## HOW TO COMPLETE THIS TASK
The first line to keep is the one containing "Parse this screenshot: output"; restate it and all lines after it through the end of the material, word for word and nothing else.

## DATA EXCERPTS
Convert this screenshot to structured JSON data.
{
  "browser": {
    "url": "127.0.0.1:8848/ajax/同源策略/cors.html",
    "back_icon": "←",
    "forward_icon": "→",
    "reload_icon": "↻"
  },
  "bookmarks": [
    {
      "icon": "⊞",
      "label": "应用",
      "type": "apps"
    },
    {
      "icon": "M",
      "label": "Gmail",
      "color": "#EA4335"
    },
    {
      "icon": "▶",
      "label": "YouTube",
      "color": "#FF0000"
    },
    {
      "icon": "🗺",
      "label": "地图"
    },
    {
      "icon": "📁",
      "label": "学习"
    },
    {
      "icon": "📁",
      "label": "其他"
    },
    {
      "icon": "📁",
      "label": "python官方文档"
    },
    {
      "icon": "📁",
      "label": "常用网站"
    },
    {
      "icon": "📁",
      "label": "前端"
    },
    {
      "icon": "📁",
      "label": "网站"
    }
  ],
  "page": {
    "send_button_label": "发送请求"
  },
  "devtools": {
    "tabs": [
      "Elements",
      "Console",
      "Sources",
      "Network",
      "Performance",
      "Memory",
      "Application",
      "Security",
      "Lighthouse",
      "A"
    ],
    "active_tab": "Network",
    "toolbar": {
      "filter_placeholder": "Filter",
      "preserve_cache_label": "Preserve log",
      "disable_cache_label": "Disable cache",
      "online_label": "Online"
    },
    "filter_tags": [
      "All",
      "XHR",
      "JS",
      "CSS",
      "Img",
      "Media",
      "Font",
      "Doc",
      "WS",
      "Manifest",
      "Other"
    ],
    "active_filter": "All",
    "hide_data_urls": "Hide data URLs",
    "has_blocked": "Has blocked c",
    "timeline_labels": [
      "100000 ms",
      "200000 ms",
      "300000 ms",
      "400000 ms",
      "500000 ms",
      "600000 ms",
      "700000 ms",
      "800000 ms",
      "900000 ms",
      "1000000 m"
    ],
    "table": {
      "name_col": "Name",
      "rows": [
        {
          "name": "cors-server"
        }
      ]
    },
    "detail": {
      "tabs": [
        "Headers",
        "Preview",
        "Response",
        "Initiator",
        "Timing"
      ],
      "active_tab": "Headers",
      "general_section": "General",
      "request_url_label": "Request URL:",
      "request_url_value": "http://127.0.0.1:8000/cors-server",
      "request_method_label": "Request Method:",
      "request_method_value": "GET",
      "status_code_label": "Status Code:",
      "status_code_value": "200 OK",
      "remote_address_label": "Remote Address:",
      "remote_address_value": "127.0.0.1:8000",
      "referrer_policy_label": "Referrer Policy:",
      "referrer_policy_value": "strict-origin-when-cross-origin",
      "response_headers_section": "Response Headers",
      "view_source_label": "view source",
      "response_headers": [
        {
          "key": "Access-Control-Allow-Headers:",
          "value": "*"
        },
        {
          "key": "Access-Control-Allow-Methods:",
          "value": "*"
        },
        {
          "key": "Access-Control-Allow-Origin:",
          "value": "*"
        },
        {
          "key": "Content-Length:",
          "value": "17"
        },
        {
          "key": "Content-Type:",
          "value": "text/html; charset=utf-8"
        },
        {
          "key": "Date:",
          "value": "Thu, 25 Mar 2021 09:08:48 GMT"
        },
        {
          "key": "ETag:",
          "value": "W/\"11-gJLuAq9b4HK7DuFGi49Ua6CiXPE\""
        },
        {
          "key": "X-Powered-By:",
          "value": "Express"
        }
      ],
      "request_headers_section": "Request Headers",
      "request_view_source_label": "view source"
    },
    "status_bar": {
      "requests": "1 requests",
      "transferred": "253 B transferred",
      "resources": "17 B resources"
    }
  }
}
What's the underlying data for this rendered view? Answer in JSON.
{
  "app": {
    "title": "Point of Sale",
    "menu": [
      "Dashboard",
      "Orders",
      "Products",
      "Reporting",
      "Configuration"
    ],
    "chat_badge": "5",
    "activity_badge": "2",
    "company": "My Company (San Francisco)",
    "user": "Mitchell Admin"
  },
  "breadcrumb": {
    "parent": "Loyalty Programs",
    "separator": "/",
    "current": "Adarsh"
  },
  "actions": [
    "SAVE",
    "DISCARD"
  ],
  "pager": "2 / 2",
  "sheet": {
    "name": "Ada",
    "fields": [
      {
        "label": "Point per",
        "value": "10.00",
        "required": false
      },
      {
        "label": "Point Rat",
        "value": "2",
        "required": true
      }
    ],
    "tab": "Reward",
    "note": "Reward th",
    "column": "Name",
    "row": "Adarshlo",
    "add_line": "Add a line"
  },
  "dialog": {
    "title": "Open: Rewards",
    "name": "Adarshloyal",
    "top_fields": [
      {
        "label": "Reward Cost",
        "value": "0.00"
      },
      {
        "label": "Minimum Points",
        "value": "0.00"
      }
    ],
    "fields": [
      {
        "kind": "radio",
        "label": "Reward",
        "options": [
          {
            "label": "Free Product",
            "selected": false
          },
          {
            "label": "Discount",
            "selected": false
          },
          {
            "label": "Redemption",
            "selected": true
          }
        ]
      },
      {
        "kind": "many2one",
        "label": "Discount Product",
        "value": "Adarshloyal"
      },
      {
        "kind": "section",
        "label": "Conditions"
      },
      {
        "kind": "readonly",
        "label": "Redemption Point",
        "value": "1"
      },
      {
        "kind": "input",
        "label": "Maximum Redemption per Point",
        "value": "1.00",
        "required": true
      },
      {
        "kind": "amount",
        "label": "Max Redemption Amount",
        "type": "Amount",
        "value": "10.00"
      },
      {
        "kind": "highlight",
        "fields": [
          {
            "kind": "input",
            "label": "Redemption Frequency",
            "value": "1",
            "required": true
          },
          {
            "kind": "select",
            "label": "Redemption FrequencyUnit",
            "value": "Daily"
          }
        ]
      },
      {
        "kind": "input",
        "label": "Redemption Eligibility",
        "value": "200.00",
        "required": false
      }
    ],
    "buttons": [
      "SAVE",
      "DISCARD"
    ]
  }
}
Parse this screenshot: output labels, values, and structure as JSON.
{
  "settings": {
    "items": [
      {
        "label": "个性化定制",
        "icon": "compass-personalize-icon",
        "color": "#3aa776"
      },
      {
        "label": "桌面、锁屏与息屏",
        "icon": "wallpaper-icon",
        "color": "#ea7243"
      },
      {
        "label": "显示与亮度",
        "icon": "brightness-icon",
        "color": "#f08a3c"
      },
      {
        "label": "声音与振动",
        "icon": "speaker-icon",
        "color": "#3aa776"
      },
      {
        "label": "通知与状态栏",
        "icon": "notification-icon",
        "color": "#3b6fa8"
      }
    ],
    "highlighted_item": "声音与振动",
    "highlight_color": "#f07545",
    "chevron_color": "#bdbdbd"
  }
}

## SOLUTION FOR THIS EXERCISE
Parse this screenshot: output labels, values, and structure as JSON.
{
  "settings": {
    "items": [
      {
        "label": "个性化定制",
        "icon": "compass-personalize-icon",
        "color": "#3aa776"
      },
      {
        "label": "桌面、锁屏与息屏",
        "icon": "wallpaper-icon",
        "color": "#ea7243"
      },
      {
        "label": "显示与亮度",
        "icon": "brightness-icon",
        "color": "#f08a3c"
      },
      {
        "label": "声音与振动",
        "icon": "speaker-icon",
        "color": "#3aa776"
      },
      {
        "label": "通知与状态栏",
        "icon": "notification-icon",
        "color": "#3b6fa8"
      }
    ],
    "highlighted_item": "声音与振动",
    "highlight_color": "#f07545",
    "chevron_color": "#bdbdbd"
  }
}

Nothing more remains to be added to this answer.